• [Problem requirements] Take every line from the data that has the word "this" in it.

• [Record excerpts]
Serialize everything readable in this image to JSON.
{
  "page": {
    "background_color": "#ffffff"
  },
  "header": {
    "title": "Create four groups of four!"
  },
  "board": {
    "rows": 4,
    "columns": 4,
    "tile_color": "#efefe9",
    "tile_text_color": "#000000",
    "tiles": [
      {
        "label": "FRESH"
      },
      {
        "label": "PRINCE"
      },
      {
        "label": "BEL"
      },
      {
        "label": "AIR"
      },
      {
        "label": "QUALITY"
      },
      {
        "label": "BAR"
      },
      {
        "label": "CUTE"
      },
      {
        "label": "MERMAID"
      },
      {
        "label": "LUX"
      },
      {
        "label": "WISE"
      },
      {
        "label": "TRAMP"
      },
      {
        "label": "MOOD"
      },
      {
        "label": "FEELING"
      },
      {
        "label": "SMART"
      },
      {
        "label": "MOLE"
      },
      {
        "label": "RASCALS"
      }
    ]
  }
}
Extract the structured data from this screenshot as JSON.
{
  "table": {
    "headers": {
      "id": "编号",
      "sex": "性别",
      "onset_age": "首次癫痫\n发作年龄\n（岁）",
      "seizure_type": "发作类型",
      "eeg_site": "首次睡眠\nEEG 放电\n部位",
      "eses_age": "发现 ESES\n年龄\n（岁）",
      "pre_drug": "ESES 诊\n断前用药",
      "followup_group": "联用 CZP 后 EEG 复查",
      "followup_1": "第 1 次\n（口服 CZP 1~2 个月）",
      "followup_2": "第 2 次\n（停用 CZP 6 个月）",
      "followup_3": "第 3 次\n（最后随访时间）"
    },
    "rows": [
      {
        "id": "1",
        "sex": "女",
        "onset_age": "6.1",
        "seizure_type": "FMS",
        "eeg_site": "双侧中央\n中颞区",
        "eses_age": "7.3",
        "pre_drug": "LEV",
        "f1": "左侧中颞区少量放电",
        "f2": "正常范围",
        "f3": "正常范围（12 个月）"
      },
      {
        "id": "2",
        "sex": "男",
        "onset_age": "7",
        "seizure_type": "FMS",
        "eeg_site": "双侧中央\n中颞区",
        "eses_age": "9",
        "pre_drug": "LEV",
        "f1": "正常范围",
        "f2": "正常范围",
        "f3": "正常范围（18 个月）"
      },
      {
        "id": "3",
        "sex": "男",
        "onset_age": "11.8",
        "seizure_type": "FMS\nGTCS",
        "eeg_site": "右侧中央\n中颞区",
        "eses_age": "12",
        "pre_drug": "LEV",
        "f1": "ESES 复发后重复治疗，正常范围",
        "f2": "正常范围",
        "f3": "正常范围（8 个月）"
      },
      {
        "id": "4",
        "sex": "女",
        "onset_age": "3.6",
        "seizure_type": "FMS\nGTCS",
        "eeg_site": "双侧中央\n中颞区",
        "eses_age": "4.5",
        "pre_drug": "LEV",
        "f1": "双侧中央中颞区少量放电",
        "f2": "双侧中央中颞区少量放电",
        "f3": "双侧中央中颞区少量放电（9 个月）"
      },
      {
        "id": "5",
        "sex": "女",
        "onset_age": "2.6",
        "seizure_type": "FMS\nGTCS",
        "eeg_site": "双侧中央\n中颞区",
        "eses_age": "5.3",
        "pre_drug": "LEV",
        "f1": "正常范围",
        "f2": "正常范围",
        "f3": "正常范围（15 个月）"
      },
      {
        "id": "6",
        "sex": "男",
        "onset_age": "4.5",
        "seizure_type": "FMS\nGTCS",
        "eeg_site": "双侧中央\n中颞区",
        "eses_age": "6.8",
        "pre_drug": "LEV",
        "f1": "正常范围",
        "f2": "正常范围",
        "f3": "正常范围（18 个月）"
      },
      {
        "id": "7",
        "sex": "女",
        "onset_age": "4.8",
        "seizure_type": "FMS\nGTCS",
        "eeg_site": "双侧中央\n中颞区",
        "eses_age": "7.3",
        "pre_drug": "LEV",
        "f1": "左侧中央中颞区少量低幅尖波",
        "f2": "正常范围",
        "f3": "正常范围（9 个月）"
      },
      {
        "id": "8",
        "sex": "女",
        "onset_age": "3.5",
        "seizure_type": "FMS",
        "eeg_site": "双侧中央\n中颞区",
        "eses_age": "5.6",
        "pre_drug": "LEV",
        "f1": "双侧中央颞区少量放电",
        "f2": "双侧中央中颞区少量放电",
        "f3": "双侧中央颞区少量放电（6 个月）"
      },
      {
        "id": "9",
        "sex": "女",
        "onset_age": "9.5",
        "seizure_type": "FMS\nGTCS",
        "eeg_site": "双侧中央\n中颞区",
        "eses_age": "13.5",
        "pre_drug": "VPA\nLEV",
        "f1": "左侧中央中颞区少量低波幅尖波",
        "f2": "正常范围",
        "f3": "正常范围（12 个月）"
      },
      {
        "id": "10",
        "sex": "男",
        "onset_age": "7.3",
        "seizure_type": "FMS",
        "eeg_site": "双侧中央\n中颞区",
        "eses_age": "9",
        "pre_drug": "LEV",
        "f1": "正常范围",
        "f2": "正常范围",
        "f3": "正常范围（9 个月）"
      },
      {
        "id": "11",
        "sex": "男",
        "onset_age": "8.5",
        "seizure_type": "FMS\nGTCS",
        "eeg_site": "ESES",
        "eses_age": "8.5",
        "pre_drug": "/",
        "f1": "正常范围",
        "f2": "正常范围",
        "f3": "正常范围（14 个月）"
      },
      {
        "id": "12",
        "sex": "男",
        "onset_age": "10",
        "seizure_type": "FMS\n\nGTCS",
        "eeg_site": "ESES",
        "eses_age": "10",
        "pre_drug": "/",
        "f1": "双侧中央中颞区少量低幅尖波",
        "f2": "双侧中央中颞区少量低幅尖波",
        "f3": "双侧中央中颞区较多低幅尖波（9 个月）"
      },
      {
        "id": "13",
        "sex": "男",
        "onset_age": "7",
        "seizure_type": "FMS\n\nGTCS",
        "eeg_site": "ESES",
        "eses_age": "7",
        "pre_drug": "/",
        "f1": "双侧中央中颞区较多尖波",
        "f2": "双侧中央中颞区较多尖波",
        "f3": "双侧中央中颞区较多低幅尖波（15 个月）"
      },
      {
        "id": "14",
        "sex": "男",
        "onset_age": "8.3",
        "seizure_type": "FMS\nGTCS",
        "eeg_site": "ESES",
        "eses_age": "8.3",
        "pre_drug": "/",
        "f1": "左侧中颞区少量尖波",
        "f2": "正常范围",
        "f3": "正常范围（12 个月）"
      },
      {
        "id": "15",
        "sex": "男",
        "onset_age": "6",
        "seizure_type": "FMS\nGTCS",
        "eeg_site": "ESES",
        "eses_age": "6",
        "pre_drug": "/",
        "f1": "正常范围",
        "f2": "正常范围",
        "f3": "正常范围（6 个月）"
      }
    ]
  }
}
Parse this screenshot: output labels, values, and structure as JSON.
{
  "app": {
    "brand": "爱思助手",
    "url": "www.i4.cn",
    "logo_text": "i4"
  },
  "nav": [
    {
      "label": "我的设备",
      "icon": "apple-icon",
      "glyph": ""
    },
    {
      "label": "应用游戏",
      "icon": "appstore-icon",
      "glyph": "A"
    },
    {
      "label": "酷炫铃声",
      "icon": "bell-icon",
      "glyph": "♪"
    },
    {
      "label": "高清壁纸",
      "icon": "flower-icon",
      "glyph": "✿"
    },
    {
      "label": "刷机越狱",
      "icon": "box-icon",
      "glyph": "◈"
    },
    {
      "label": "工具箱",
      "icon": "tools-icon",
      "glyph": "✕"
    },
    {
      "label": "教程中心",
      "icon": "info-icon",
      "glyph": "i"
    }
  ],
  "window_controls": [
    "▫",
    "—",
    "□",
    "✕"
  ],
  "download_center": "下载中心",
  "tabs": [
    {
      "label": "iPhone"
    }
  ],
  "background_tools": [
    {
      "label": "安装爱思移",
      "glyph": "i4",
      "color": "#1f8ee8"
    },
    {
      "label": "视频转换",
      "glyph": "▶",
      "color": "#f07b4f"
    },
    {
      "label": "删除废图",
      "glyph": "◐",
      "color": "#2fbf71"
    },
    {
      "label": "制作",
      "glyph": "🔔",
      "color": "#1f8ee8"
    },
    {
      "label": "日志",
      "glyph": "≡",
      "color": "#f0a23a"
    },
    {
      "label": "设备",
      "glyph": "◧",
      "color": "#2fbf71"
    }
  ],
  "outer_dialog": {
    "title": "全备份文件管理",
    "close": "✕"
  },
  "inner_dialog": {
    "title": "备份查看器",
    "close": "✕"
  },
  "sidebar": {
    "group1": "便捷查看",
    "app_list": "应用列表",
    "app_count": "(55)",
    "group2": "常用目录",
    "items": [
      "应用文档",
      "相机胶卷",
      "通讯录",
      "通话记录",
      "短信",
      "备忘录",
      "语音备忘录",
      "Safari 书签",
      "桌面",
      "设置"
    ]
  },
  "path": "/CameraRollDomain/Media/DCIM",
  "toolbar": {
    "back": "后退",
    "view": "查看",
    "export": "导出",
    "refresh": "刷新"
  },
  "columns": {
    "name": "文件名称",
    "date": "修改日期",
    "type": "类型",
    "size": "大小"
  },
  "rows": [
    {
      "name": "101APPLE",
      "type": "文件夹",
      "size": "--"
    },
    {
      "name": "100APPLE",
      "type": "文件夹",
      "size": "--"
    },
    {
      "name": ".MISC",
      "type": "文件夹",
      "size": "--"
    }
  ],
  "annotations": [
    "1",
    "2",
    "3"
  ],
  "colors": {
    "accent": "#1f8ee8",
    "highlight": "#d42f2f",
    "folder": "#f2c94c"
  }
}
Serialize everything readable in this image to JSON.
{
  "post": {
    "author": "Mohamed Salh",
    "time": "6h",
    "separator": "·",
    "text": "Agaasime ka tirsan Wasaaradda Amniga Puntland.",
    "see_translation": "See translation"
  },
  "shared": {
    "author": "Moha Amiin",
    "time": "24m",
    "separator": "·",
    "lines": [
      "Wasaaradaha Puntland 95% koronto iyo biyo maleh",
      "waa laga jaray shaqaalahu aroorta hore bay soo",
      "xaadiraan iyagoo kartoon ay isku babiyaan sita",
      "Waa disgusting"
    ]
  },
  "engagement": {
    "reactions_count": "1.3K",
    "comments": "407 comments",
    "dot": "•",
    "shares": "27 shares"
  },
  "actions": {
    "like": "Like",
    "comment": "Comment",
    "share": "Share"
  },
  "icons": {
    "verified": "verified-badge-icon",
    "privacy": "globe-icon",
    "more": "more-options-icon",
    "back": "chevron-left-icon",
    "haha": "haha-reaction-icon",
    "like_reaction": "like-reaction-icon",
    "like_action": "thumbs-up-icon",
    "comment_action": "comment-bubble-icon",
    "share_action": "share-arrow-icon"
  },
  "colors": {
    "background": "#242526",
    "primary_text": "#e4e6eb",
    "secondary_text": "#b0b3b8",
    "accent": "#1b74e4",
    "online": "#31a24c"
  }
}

• [Output of the exercise]
Serialize everything readable in this image to JSON.
Extract the structured data from this screenshot as JSON.
Parse this screenshot: output labels, values, and structure as JSON.
Serialize everything readable in this image to JSON.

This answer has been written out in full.